### What you need to do:
Would you please repeat exactly the lines from the one containing "Convert this screenshot" to the end of the records, both included, and leave out the rest?

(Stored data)
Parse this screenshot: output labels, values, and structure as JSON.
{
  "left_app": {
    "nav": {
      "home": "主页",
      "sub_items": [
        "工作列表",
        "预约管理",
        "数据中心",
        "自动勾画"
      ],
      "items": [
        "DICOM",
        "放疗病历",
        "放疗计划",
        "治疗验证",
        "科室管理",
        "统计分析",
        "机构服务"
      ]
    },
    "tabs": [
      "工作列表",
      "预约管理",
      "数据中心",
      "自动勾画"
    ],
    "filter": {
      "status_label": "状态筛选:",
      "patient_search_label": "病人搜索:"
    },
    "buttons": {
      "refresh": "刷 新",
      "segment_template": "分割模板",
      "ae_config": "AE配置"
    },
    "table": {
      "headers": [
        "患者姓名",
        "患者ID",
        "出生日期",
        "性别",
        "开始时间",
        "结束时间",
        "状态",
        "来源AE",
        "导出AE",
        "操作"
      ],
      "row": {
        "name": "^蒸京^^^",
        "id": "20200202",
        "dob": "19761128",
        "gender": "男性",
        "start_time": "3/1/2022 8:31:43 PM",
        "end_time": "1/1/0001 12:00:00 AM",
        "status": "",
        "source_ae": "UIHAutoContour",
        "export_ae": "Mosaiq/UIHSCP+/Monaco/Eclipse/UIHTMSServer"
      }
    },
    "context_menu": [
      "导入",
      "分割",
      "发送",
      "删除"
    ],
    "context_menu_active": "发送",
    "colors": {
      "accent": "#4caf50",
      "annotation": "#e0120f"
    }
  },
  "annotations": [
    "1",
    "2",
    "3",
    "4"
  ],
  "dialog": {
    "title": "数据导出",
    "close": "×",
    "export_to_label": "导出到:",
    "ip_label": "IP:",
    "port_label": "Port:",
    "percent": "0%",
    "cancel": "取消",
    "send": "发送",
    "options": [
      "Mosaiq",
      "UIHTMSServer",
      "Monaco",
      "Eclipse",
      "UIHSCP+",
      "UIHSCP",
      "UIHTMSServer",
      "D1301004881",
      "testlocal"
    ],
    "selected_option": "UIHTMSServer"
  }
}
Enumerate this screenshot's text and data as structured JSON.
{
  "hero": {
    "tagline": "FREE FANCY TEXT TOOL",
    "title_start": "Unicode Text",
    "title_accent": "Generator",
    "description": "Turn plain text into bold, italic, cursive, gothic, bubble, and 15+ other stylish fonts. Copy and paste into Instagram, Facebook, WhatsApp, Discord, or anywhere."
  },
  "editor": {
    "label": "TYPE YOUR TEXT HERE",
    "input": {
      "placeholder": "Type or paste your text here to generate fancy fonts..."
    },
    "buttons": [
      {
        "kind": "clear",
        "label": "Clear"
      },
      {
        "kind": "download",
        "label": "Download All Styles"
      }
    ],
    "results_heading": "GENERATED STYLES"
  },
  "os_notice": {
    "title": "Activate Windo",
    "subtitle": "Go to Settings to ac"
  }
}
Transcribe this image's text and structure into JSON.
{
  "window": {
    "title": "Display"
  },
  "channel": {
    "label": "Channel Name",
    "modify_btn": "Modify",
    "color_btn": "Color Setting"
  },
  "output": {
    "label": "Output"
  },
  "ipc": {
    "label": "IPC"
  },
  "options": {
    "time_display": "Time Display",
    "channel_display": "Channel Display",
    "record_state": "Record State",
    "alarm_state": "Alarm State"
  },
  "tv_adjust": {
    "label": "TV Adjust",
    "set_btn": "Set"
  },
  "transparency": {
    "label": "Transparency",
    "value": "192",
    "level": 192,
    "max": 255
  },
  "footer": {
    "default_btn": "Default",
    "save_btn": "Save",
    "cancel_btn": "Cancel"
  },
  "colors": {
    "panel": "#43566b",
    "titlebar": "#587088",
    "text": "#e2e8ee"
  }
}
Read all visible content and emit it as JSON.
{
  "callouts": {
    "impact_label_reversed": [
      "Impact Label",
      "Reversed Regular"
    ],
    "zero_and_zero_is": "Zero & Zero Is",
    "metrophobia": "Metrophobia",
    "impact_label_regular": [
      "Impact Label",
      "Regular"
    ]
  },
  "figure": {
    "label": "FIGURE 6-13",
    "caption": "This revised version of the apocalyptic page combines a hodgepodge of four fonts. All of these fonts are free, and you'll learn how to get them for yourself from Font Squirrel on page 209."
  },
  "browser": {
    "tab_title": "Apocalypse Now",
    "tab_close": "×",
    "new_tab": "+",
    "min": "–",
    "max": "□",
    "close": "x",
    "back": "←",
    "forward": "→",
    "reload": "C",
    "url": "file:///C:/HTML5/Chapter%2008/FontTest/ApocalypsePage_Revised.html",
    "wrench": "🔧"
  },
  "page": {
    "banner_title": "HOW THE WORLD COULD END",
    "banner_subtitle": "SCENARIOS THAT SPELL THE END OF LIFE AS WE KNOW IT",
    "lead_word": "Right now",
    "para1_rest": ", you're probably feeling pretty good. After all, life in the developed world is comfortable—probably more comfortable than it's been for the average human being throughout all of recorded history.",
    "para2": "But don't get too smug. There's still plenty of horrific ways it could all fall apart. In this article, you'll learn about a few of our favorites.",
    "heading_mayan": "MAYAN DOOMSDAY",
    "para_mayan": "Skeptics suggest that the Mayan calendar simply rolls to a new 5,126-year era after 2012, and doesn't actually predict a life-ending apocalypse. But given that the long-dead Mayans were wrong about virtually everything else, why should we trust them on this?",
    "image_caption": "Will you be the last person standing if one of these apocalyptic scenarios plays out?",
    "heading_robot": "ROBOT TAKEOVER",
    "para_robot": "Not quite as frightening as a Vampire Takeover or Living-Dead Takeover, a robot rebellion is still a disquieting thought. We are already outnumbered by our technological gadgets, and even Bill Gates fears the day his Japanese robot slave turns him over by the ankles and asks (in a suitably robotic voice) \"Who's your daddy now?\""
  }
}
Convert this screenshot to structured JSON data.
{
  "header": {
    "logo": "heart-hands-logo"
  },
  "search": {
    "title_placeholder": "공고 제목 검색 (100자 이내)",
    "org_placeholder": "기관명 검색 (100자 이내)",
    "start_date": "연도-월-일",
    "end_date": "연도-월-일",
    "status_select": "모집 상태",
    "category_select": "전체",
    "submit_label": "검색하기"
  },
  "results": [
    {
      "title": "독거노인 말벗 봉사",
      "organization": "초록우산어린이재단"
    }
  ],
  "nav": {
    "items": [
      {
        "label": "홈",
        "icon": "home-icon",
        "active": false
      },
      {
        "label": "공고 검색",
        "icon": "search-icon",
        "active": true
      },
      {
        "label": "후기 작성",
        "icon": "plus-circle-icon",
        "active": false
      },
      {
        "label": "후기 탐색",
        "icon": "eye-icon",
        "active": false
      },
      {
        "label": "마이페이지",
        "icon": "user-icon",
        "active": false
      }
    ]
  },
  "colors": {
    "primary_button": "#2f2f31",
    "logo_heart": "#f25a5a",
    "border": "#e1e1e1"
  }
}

### Result of this task:
Convert this screenshot to structured JSON data.
{
  "header": {
    "logo": "heart-hands-logo"
  },
  "search": {
    "title_placeholder": "공고 제목 검색 (100자 이내)",
    "org_placeholder": "기관명 검색 (100자 이내)",
    "start_date": "연도-월-일",
    "end_date": "연도-월-일",
    "status_select": "모집 상태",
    "category_select": "전체",
    "submit_label": "검색하기"
  },
  "results": [
    {
      "title": "독거노인 말벗 봉사",
      "organization": "초록우산어린이재단"
    }
  ],
  "nav": {
    "items": [
      {
        "label": "홈",
        "icon": "home-icon",
        "active": false
      },
      {
        "label": "공고 검색",
        "icon": "search-icon",
        "active": true
      },
      {
        "label": "후기 작성",
        "icon": "plus-circle-icon",
        "active": false
      },
      {
        "label": "후기 탐색",
        "icon": "eye-icon",
        "active": false
      },
      {
        "label": "마이페이지",
        "icon": "user-icon",
        "active": false
      }
    ]
  },
  "colors": {
    "primary_button": "#2f2f31",
    "logo_heart": "#f25a5a",
    "border": "#e1e1e1"
  }
}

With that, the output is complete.